Hidden Sounds of La Fontaine Médicis
LA FONTAINE MÉDICIS, or the Medici Fountain, is a monumental fountain in the Jardin du Luxembourg in the 6th arrondissement of Paris. I’ve been to it many times but early on a bitterly cold morning last week I went with a special purpose in mind, to record the sounds of the fountain.
The fountain was part of the sumptuous palace and gardens that Marie de Médicis, widow of Henry IV and regent for King Louis XIII, commissioned in the 1630’s. The palace, the Palais du Luxembourg, was based on the Palazzo Pitti and the gardens on the Boboli gardens in Florence both of which she had known from her childhood. The fountain was modelled on the grotto built by Bernado Buontalenti in the Boboli gardens. The palace was the work of architect Salomon de Brosse, but the fountain, or grotto, was most probably the work of Tommaso Francini, the Intendant General of Waters and Fountains of the King.
Fontaine Médicis in 1820
After the death of Marie de Médicis the palace and the gardens went through several changes of ownership and the fountain fell into disrepair. Napoleon Bonaparte ordered some restoration work to be done at the beginning of the 19th century but by the second half of the century Baron Haussmann’s massive urban redevelopment of Paris was in full cry and the future of the fountain was in jeopardy. Haussmann had plans to create the rue de Médicis which was to cut through the site where the fountain stood.
The French architect Alphonse de Gisors, who had already extended the Palais du Luxembourg in the 1830’s, was called upon to move the Fontaine Médicis some thirty meters closer to the palace to make way for Haussmann’s new street and in doing so he radically changed its setting by creating a 50 metre long rectangle of water bounded by an alley of trees and he also changed its appearance.
Alphonse de Gisors’ relocation of la Fontaine Médicis today
It was this rectangle of water that was of particular interest to me when I visited the Fontaine Médicis last week.
Polyphemus Surprising Acis and Galatea, by Auguste Ottin (1861)
Looking at the fountain with the giant, Polyphemus, looking down on Acis and Galatea and with Faunus, the god of the forest and Diana, goddess of the hunt (both by Ottin) looking at each other, I was absorbed by the sounds of the fountain.
At this early hour in the morning there were no people around but even so I was not alone. This duck befriended me and stayed close to me the whole time I was there. I had gone to this place to record the sounds around me and although I could hear the sounds of the water I couldn’t help wondering what this duck might hear – assuming ducks can hear.

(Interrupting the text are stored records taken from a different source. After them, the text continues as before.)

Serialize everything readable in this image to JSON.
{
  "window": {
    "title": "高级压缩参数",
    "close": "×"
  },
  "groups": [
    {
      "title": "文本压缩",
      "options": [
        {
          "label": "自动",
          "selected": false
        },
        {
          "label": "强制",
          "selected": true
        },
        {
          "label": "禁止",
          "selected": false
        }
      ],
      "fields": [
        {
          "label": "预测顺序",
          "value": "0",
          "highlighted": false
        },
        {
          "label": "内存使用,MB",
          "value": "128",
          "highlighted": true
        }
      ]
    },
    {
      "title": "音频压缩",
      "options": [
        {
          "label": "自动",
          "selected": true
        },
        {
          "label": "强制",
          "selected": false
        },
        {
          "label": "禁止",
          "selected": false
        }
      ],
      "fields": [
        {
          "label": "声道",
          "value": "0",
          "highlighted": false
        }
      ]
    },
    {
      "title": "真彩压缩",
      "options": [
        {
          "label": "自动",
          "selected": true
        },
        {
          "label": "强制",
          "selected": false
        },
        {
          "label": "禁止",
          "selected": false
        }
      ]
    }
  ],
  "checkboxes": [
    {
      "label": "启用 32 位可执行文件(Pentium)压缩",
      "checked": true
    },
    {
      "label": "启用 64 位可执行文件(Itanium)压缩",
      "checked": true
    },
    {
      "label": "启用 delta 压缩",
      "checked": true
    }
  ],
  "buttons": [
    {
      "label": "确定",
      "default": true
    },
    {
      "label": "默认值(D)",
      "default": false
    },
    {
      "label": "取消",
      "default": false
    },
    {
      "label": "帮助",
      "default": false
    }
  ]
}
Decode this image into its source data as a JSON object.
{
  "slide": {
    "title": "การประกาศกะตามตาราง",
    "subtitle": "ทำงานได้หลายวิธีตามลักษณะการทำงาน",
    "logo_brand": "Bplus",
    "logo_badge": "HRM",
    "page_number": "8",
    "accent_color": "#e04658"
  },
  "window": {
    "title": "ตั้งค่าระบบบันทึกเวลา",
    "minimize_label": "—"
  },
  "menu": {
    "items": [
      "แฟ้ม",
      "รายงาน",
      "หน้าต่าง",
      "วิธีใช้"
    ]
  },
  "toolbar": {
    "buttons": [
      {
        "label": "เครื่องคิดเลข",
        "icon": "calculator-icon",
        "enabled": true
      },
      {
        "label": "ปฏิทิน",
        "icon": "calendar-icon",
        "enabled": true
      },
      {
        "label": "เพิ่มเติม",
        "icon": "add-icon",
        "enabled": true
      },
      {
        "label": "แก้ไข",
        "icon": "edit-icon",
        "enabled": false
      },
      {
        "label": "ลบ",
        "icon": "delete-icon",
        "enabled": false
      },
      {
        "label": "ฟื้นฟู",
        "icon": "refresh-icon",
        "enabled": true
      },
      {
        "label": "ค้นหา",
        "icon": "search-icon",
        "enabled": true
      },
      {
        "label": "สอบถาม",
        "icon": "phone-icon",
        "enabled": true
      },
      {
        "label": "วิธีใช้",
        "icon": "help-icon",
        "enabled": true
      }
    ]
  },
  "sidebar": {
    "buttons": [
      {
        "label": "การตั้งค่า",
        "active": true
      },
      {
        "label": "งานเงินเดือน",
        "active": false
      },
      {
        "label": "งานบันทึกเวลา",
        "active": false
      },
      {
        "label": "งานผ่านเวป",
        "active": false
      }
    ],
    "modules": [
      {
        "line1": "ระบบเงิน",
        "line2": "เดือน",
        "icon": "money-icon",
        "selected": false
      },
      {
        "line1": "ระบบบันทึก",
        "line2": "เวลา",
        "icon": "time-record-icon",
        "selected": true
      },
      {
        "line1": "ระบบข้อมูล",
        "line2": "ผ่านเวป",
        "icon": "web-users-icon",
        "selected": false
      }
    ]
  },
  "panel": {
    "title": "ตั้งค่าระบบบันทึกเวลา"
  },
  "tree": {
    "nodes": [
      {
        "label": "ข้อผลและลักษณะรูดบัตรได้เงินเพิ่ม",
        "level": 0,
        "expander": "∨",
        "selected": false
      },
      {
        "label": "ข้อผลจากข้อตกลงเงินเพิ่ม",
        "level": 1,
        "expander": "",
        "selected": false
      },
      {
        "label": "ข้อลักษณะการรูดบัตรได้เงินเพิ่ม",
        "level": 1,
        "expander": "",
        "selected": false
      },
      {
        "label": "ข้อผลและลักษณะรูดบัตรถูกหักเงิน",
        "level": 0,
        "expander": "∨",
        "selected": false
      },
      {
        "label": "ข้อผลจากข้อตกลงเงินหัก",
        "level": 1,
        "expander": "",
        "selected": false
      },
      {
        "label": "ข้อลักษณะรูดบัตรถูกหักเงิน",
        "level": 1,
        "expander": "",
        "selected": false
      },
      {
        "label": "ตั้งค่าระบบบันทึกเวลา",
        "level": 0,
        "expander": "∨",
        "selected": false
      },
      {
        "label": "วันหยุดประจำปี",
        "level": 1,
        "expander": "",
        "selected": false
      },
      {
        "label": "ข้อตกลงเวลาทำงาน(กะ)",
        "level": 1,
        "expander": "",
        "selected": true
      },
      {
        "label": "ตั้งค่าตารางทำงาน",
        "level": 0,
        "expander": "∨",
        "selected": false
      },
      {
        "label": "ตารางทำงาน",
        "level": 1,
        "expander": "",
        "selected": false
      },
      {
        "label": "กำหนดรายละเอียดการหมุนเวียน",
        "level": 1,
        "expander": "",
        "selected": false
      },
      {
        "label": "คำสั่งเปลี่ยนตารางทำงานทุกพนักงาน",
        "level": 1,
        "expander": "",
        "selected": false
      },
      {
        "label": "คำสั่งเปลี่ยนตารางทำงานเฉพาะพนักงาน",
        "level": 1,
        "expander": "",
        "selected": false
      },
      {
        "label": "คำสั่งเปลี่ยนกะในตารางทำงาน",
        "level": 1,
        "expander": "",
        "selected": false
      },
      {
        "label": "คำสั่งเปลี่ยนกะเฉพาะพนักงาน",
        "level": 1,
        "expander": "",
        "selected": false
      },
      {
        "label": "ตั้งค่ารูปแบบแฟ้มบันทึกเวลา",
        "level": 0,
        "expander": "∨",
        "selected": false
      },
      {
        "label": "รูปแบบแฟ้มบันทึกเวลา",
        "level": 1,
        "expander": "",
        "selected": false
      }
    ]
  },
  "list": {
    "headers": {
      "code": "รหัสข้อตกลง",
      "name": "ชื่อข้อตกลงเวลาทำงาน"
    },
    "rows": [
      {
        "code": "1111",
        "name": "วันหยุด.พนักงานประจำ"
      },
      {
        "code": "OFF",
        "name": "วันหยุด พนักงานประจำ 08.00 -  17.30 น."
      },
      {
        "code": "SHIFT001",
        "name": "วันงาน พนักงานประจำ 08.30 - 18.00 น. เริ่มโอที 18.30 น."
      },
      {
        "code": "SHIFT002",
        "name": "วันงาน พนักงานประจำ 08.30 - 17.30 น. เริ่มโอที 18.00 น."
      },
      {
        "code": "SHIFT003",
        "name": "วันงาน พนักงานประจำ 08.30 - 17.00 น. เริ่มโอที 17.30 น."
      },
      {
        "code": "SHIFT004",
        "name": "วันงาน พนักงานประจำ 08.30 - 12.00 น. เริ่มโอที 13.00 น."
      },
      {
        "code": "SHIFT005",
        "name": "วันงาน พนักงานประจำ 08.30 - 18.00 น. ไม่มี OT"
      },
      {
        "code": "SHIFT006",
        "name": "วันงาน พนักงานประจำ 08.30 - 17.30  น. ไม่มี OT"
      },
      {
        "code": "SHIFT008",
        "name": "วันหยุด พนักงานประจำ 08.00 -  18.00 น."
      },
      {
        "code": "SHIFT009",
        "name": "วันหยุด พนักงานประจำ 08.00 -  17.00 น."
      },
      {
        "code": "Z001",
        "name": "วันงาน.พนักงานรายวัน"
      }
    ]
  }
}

Anxious to find out, I lowered a microphone to the same level as the duck and began to record. These are the sounds heard by the thousands, or maybe hundreds of thousands, of people who visit this place each year.
Presently, the duck leapt off the ledge onto the water below and began foraging with its head under the water. I followed by lowering a microphone under the water and I began to hear sounds that only the ducks and none of the visitors hear. Both the duck and I were close to where the water was falling over the ledge so the sounds under the water were an underwater version of the sounds above – the gurgling of the falling water as it hits and then descends below the waterline.
The duck decided to move off to a more interesting feeding ground, a clump of fallen leaves nestling on the water. I let my microphone float down to join the duck and it came to rest under the leaves where I discovered a completely different collection of captivating sounds.
I’ve put together a selection of the sounds I recorded, the sounds from above the base of the fountain, the sounds from below and the sounds from under the bed of leaves so that you can share the sonic tapestry the ducks hear.
The hidden sounds of the Fontaine Médicis:
In Homer’s Odyssey we are told that the man-eating one-eyed giant, Polyphemus, was blinded when Odysseus hardened a wooden stake in a fire and drove it into his eye. If that is so, then from his position on la Fontaine Médicis today Polyphemus will surely be more than compensated by the wonderful sounds around him both above and below the water.
If you would like to know more about the Jardin du Luxembourg you can listen to a brilliant exposition in Paris – Personal View narrated by Dr. Monique Y. Wells. I recommend it.